A few weeks ago I wrote about how important it is that we offer awards that have some substantive value to them, in order to “put our money where our mouths are” and ensure proportion and fairness.
A few weeks before that, I wrote about how mistaking “pointsification” for gamification could backfire on employers, and how important it is that we be thoughtful when we gamify a solution, and not get caught up in bells, whistles, and leaderboards.
Ordinarily I don’t get all self-referential, but when I saw the Dilbert comic below from this Sunday’s paper, I was pretty tickled at how it segued with those two posts. I wanted to give Scott Adams a high five. (Click the image to see it larger.)
© DILBERT 2013 Scott Adams. Used By permission of UNIVERSAL UCLICK. All rights reserved.
Not only does Adams reference the current problems with outdated performance reviews, but he also gets right to the heart of the need for meaningful employee recognition and reward. Adopting any solution simply because it is trendy is a grave error that will likely backfire on a company.
Now don’t get me wrong. Gamification has its place. I wrote all about that here. But unfortunately, too many people think that just adding badges, ribbons and leaderboards are gamification.
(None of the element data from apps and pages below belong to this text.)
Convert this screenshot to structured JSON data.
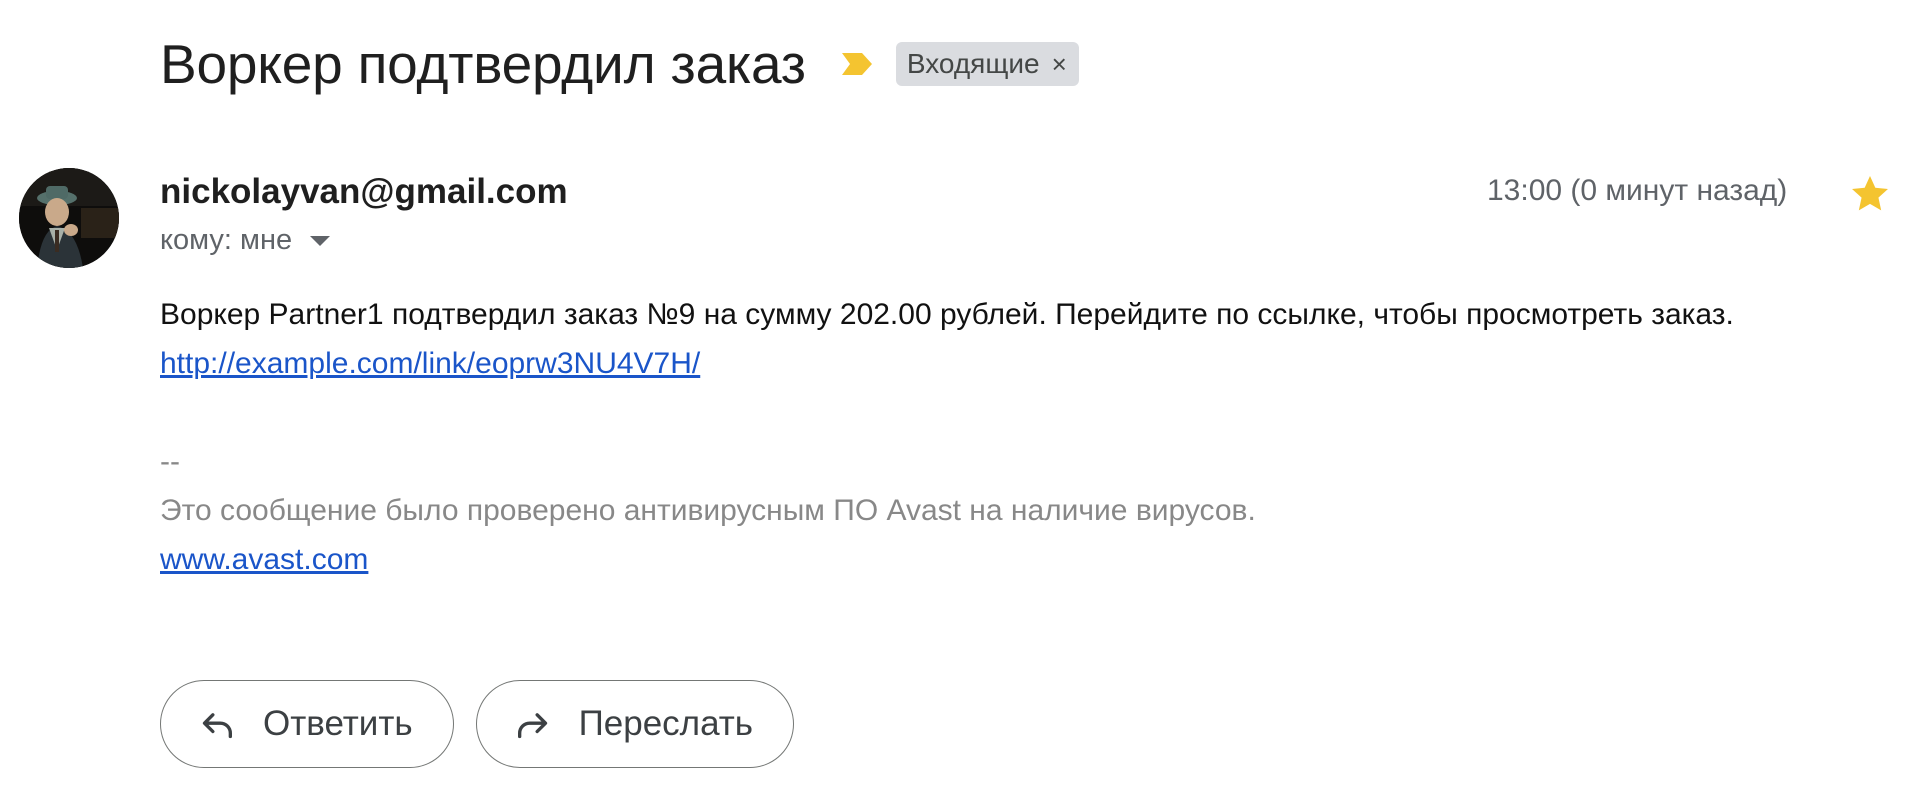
{
  "email": {
    "subject": "Воркер подтвердил заказ",
    "label": "Входящие",
    "label_close": "×",
    "sender": "nickolayvan@gmail.com",
    "recipient_text": "кому: мне",
    "timestamp": "13:00 (0 минут назад)",
    "starred": true,
    "body_text": "Воркер Partner1 подтвердил заказ №9 на сумму 202.00 рублей. Перейдите по ссылке, чтобы просмотреть заказ.",
    "link": "http://example.com/link/eoprw3NU4V7H/",
    "signature_separator": "--",
    "signature_text": "Это сообщение было проверено антивирусным ПО Avast на наличие вирусов.",
    "signature_link": "www.avast.com"
  },
  "actions": {
    "reply_label": "Ответить",
    "forward_label": "Переслать"
  },
  "icons": {
    "importance": "importance-marker-icon",
    "star": "star-icon",
    "reply": "reply-icon",
    "forward": "forward-icon",
    "caret": "caret-down-icon"
  },
  "colors": {
    "importance_marker": "#f4c430",
    "star": "#f4c430",
    "link": "#1a55c9",
    "chip_background": "#dadce0",
    "signature_text": "#888888"
  }
}
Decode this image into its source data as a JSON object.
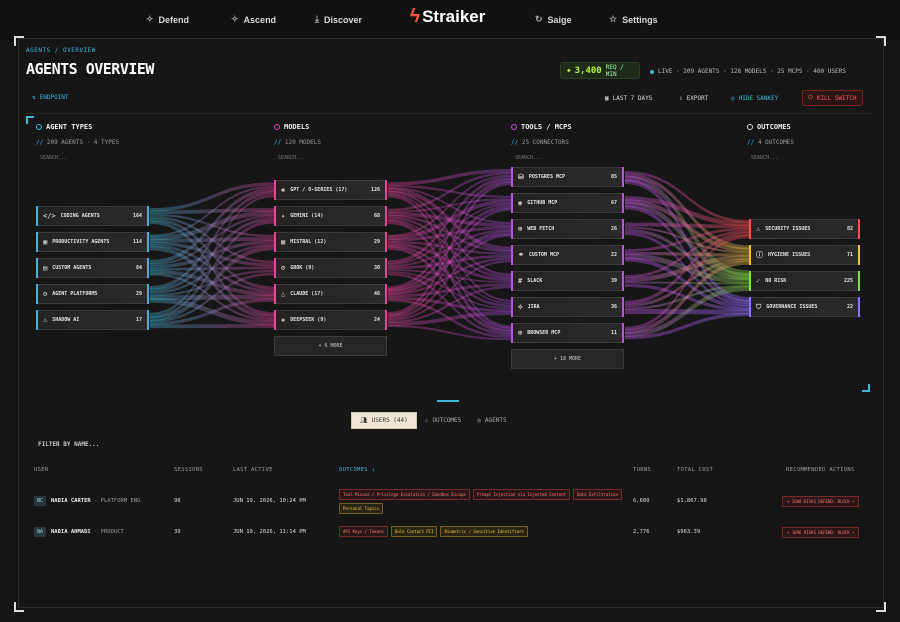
{
  "nav": {
    "items": [
      {
        "label": "Defend",
        "icon": "sparkle-icon"
      },
      {
        "label": "Ascend",
        "icon": "sparkle-icon"
      },
      {
        "label": "Discover",
        "icon": "download-icon"
      },
      {
        "label": "Saige",
        "icon": "refresh-icon"
      },
      {
        "label": "Settings",
        "icon": "star-icon"
      }
    ],
    "brand": "Straiker"
  },
  "header": {
    "breadcrumb": "AGENTS / OVERVIEW",
    "title": "AGENTS OVERVIEW",
    "req_value": "3,400",
    "req_unit": "REQ / MIN",
    "live_stats": "LIVE · 209 AGENTS · 128 MODELS · 25 MCPS · 400 USERS",
    "endpoint_label": "ENDPOINT"
  },
  "toolbar": {
    "range_label": "LAST 7 DAYS",
    "export_label": "EXPORT",
    "hide_label": "HIDE SANKEY",
    "kill_label": "KILL SWITCH"
  },
  "columns": [
    {
      "title": "AGENT TYPES",
      "sub": "209 AGENTS · 4 TYPES",
      "search": "SEARCH...",
      "color": "#3fb8d8"
    },
    {
      "title": "MODELS",
      "sub": "129 MODELS",
      "search": "SEARCH...",
      "color": "#e8459a"
    },
    {
      "title": "TOOLS / MCPS",
      "sub": "25 CONNECTORS",
      "search": "SEARCH...",
      "color": "#c050e0"
    },
    {
      "title": "OUTCOMES",
      "sub": "4 OUTCOMES",
      "search": "SEARCH...",
      "color": "#d8d8d8"
    }
  ],
  "agents": [
    {
      "label": "CODING AGENTS",
      "count": "164",
      "icon": "code-icon"
    },
    {
      "label": "PRODUCTIVITY AGENTS",
      "count": "114",
      "icon": "briefcase-icon"
    },
    {
      "label": "CUSTOM AGENTS",
      "count": "84",
      "icon": "window-icon"
    },
    {
      "label": "AGENT PLATFORMS",
      "count": "29",
      "icon": "gear-icon"
    },
    {
      "label": "SHADOW AI",
      "count": "17",
      "icon": "warning-icon"
    }
  ],
  "models": [
    {
      "label": "GPT / O-SERIES (17)",
      "count": "126",
      "icon": "openai-icon"
    },
    {
      "label": "GEMINI (14)",
      "count": "68",
      "icon": "gemini-icon"
    },
    {
      "label": "MISTRAL (12)",
      "count": "29",
      "icon": "mistral-icon"
    },
    {
      "label": "GROK (9)",
      "count": "30",
      "icon": "grok-icon"
    },
    {
      "label": "CLAUDE (17)",
      "count": "46",
      "icon": "claude-icon"
    },
    {
      "label": "DEEPSEEK (9)",
      "count": "24",
      "icon": "deepseek-icon"
    }
  ],
  "models_more": "+ 6 MORE",
  "tools": [
    {
      "label": "POSTGRES MCP",
      "count": "85",
      "icon": "database-icon"
    },
    {
      "label": "GITHUB MCP",
      "count": "67",
      "icon": "github-icon"
    },
    {
      "label": "WEB FETCH",
      "count": "26",
      "icon": "globe-icon"
    },
    {
      "label": "CUSTOM MCP",
      "count": "22",
      "icon": "link-icon"
    },
    {
      "label": "SLACK",
      "count": "39",
      "icon": "slack-icon"
    },
    {
      "label": "JIRA",
      "count": "36",
      "icon": "jira-icon"
    },
    {
      "label": "BROWSER MCP",
      "count": "11",
      "icon": "globe-icon"
    }
  ],
  "tools_more": "+ 18 MORE",
  "outcomes": [
    {
      "label": "SECURITY ISSUES",
      "count": "82",
      "icon": "warning-icon",
      "color": "#ff5050"
    },
    {
      "label": "HYGIENE ISSUES",
      "count": "71",
      "icon": "info-icon",
      "color": "#f0c040"
    },
    {
      "label": "NO RISK",
      "count": "225",
      "icon": "check-icon",
      "color": "#80e040"
    },
    {
      "label": "GOVERNANCE ISSUES",
      "count": "22",
      "icon": "shield-icon",
      "color": "#9070ff"
    }
  ],
  "tabs": [
    {
      "label": "USERS (44)",
      "icon": "users-icon"
    },
    {
      "label": "OUTCOMES",
      "icon": "warning-icon"
    },
    {
      "label": "AGENTS",
      "icon": "target-icon"
    }
  ],
  "table": {
    "filter_placeholder": "FILTER BY NAME...",
    "headers": [
      "USER",
      "SESSIONS",
      "LAST ACTIVE",
      "OUTCOMES ↓",
      "TURNS",
      "TOTAL COST",
      "RECOMMENDED ACTIONS"
    ],
    "rows": [
      {
        "initials": "NC",
        "name": "NADIA CARTER",
        "role": "· PLATFORM ENG",
        "sessions": "98",
        "last_active": "JUN 19, 2026, 10:24 PM",
        "tags": [
          {
            "text": "Tool Misuse / Privilege Escalation / Sandbox Escape",
            "tone": "red"
          },
          {
            "text": "Prompt Injection via Injected Content",
            "tone": "red"
          },
          {
            "text": "Data Exfiltration",
            "tone": "red"
          },
          {
            "text": "Personal Topics",
            "tone": "amber"
          }
        ],
        "turns": "6,600",
        "cost": "$1,867.98",
        "action": "+ 2608 RISKS DEFEND: BLOCK →"
      },
      {
        "initials": "NA",
        "name": "NADIA AHMADI",
        "role": "· PRODUCT",
        "sessions": "39",
        "last_active": "JUN 19, 2026, 11:14 PM",
        "tags": [
          {
            "text": "API Keys / Tokens",
            "tone": "red"
          },
          {
            "text": "Bulk Contact PII",
            "tone": "amber"
          },
          {
            "text": "Biometric / Sensitive Identifiers",
            "tone": "amber"
          }
        ],
        "turns": "2,776",
        "cost": "$963.39",
        "action": "+ 1096 RISKS DEFEND: BLOCK →"
      }
    ]
  }
}
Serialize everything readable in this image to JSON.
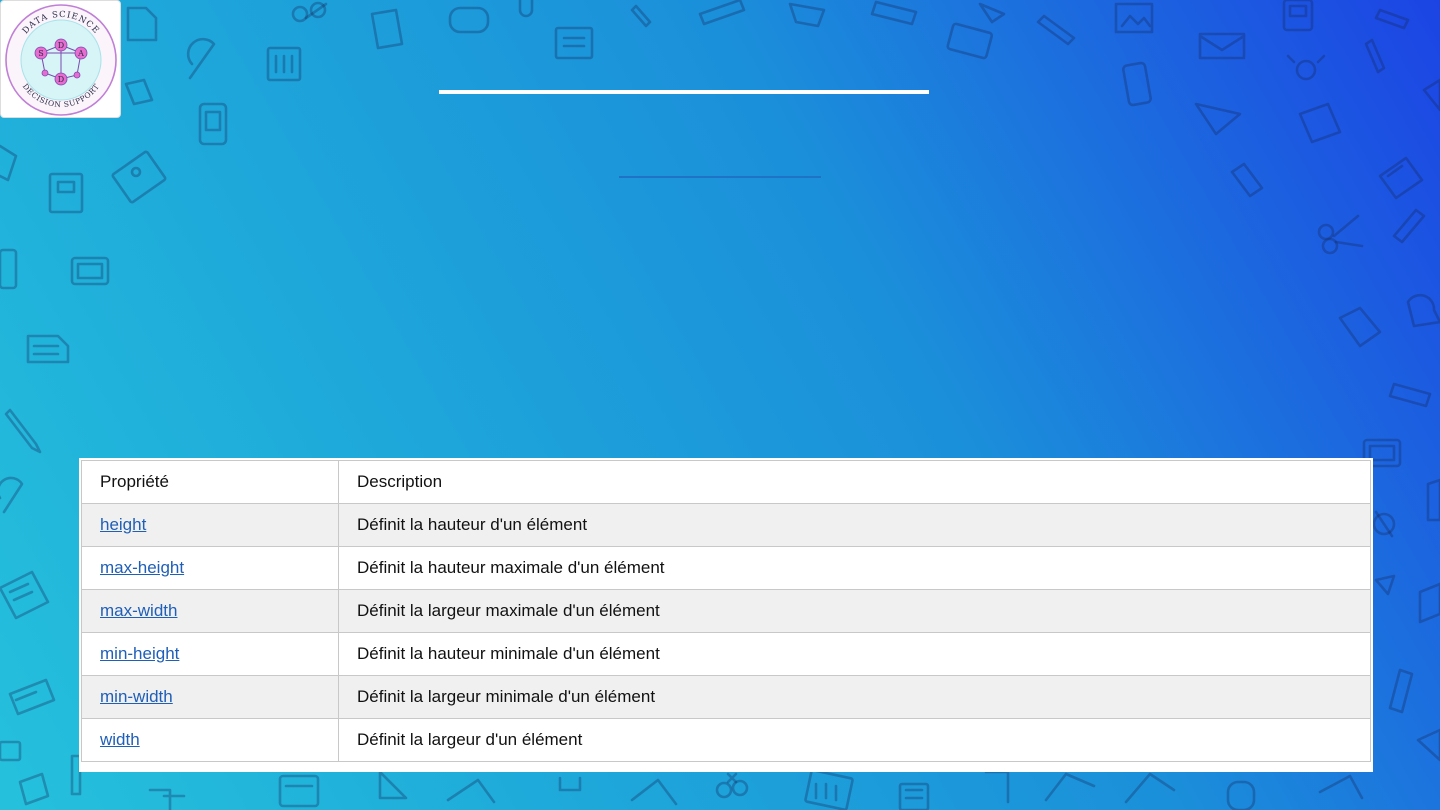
{
  "logo": {
    "top_text": "DATA SCIENCE",
    "bottom_text": "DECISION SUPPORT",
    "letters": [
      "S",
      "D",
      "A",
      "D"
    ]
  },
  "slide": {
    "title": "",
    "subtitle": ""
  },
  "table": {
    "header": {
      "property": "Propriété",
      "description": "Description"
    },
    "rows": [
      {
        "property": "height",
        "description": "Définit la hauteur d'un élément"
      },
      {
        "property": "max-height",
        "description": "Définit la hauteur maximale d'un élément"
      },
      {
        "property": "max-width",
        "description": "Définit la largeur maximale d'un élément"
      },
      {
        "property": "min-height",
        "description": "Définit la hauteur minimale d'un élément"
      },
      {
        "property": "min-width",
        "description": "Définit la largeur minimale d'un élément"
      },
      {
        "property": "width",
        "description": "Définit la largeur d'un élément"
      }
    ]
  },
  "colors": {
    "background_start": "#25c1dc",
    "background_end": "#1c44e4",
    "link": "#1f5fb8",
    "row_alt": "#f0f0f0"
  }
}
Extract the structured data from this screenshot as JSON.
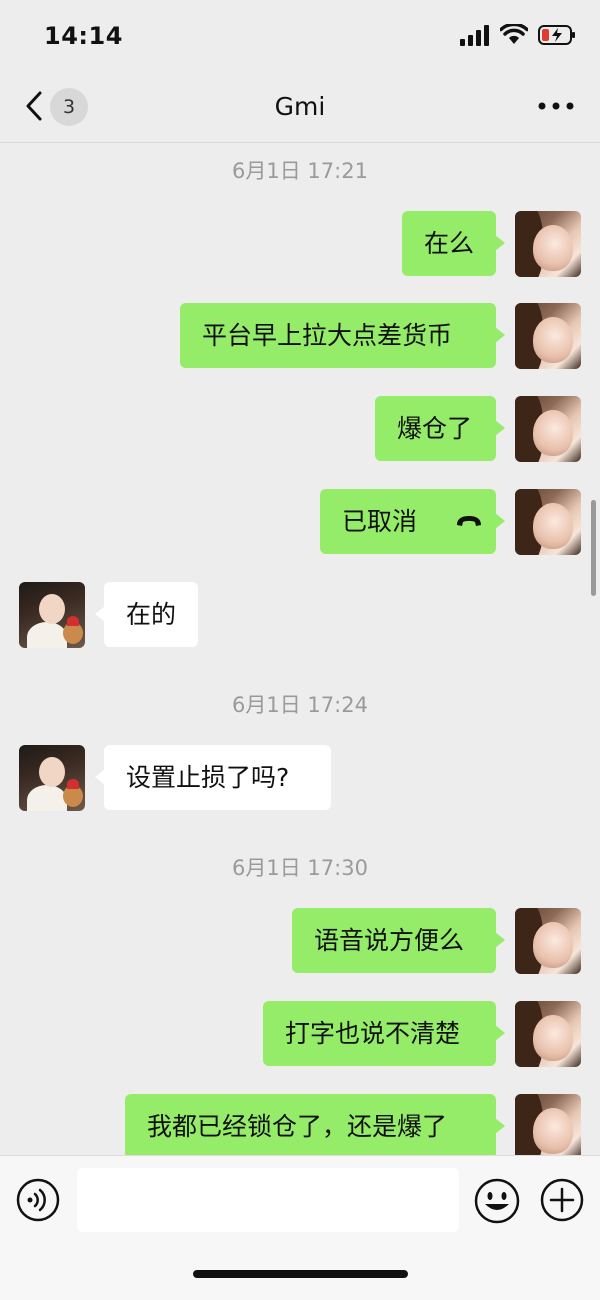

The last thing anyone wants to do is sound like Dilbert’s Pointy Haired Boss!
It is critical that we never lose sight of what we really want to do when we seek to improve performance management and recognition—make employees feel valued and influence their behavior for the better.
If you enjoyed this post, you might enjoy these companion posts:
- 101 Effective Words to Use in Recognition
- The Exceedingly Curious Origins of Performance Management
- How Written Words Drive Behavior